--- Source records ---
──────────────────────────────

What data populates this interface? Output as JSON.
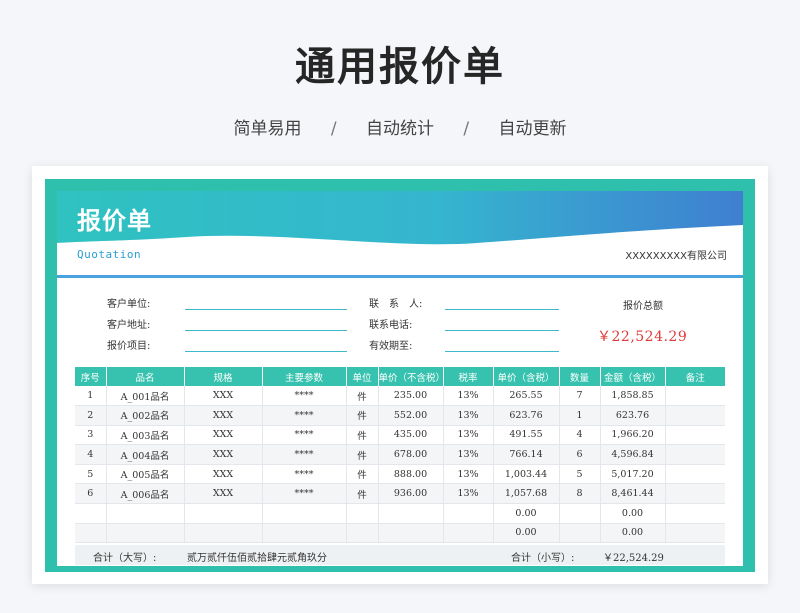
{
  "header": {
    "title": "通用报价单",
    "features": [
      "简单易用",
      "自动统计",
      "自动更新"
    ],
    "separator": "/"
  },
  "banner": {
    "title": "报价单",
    "subtitle": "Quotation",
    "company": "XXXXXXXXX有限公司"
  },
  "info": {
    "customer_unit_label": "客户单位:",
    "customer_address_label": "客户地址:",
    "quote_item_label": "报价项目:",
    "contact_label": "联　系　人:",
    "phone_label": "联系电话:",
    "valid_until_label": "有效期至:",
    "total_label": "报价总额",
    "total_value": "￥22,524.29"
  },
  "table": {
    "columns": [
      "序号",
      "品名",
      "规格",
      "主要参数",
      "单位",
      "单价（不含税）",
      "税率",
      "单价（含税）",
      "数量",
      "金额（含税）",
      "备注"
    ],
    "rows": [
      [
        "1",
        "A_001品名",
        "XXX",
        "****",
        "件",
        "235.00",
        "13%",
        "265.55",
        "7",
        "1,858.85",
        ""
      ],
      [
        "2",
        "A_002品名",
        "XXX",
        "****",
        "件",
        "552.00",
        "13%",
        "623.76",
        "1",
        "623.76",
        ""
      ],
      [
        "3",
        "A_003品名",
        "XXX",
        "****",
        "件",
        "435.00",
        "13%",
        "491.55",
        "4",
        "1,966.20",
        ""
      ],
      [
        "4",
        "A_004品名",
        "XXX",
        "****",
        "件",
        "678.00",
        "13%",
        "766.14",
        "6",
        "4,596.84",
        ""
      ],
      [
        "5",
        "A_005品名",
        "XXX",
        "****",
        "件",
        "888.00",
        "13%",
        "1,003.44",
        "5",
        "5,017.20",
        ""
      ],
      [
        "6",
        "A_006品名",
        "XXX",
        "****",
        "件",
        "936.00",
        "13%",
        "1,057.68",
        "8",
        "8,461.44",
        ""
      ],
      [
        "",
        "",
        "",
        "",
        "",
        "",
        "",
        "0.00",
        "",
        "0.00",
        ""
      ],
      [
        "",
        "",
        "",
        "",
        "",
        "",
        "",
        "0.00",
        "",
        "0.00",
        ""
      ]
    ]
  },
  "summary": {
    "upper_label": "合计（大写）:",
    "upper_value": "贰万贰仟伍佰贰拾肆元贰角玖分",
    "lower_label": "合计（小写）:",
    "lower_value": "￥22,524.29"
  },
  "colors": {
    "teal": "#2fbfad",
    "header_teal": "#36c2ae",
    "banner_start": "#2fc2c0",
    "banner_end": "#3f7fd0",
    "total_red": "#e03a3a"
  }
}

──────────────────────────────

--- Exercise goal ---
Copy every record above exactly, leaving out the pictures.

--- Result of the exercise ---
What data populates this interface? Output as JSON.
{
  "header": {
    "title": "通用报价单",
    "features": [
      "简单易用",
      "自动统计",
      "自动更新"
    ],
    "separator": "/"
  },
  "banner": {
    "title": "报价单",
    "subtitle": "Quotation",
    "company": "XXXXXXXXX有限公司"
  },
  "info": {
    "customer_unit_label": "客户单位:",
    "customer_address_label": "客户地址:",
    "quote_item_label": "报价项目:",
    "contact_label": "联　系　人:",
    "phone_label": "联系电话:",
    "valid_until_label": "有效期至:",
    "total_label": "报价总额",
    "total_value": "￥22,524.29"
  },
  "table": {
    "columns": [
      "序号",
      "品名",
      "规格",
      "主要参数",
      "单位",
      "单价（不含税）",
      "税率",
      "单价（含税）",
      "数量",
      "金额（含税）",
      "备注"
    ],
    "rows": [
      [
        "1",
        "A_001品名",
        "XXX",
        "****",
        "件",
        "235.00",
        "13%",
        "265.55",
        "7",
        "1,858.85",
        ""
      ],
      [
        "2",
        "A_002品名",
        "XXX",
        "****",
        "件",
        "552.00",
        "13%",
        "623.76",
        "1",
        "623.76",
        ""
      ],
      [
        "3",
        "A_003品名",
        "XXX",
        "****",
        "件",
        "435.00",
        "13%",
        "491.55",
        "4",
        "1,966.20",
        ""
      ],
      [
        "4",
        "A_004品名",
        "XXX",
        "****",
        "件",
        "678.00",
        "13%",
        "766.14",
        "6",
        "4,596.84",
        ""
      ],
      [
        "5",
        "A_005品名",
        "XXX",
        "****",
        "件",
        "888.00",
        "13%",
        "1,003.44",
        "5",
        "5,017.20",
        ""
      ],
      [
        "6",
        "A_006品名",
        "XXX",
        "****",
        "件",
        "936.00",
        "13%",
        "1,057.68",
        "8",
        "8,461.44",
        ""
      ],
      [
        "",
        "",
        "",
        "",
        "",
        "",
        "",
        "0.00",
        "",
        "0.00",
        ""
      ],
      [
        "",
        "",
        "",
        "",
        "",
        "",
        "",
        "0.00",
        "",
        "0.00",
        ""
      ]
    ]
  },
  "summary": {
    "upper_label": "合计（大写）:",
    "upper_value": "贰万贰仟伍佰贰拾肆元贰角玖分",
    "lower_label": "合计（小写）:",
    "lower_value": "￥22,524.29"
  },
  "colors": {
    "teal": "#2fbfad",
    "header_teal": "#36c2ae",
    "banner_start": "#2fc2c0",
    "banner_end": "#3f7fd0",
    "total_red": "#e03a3a"
  }
}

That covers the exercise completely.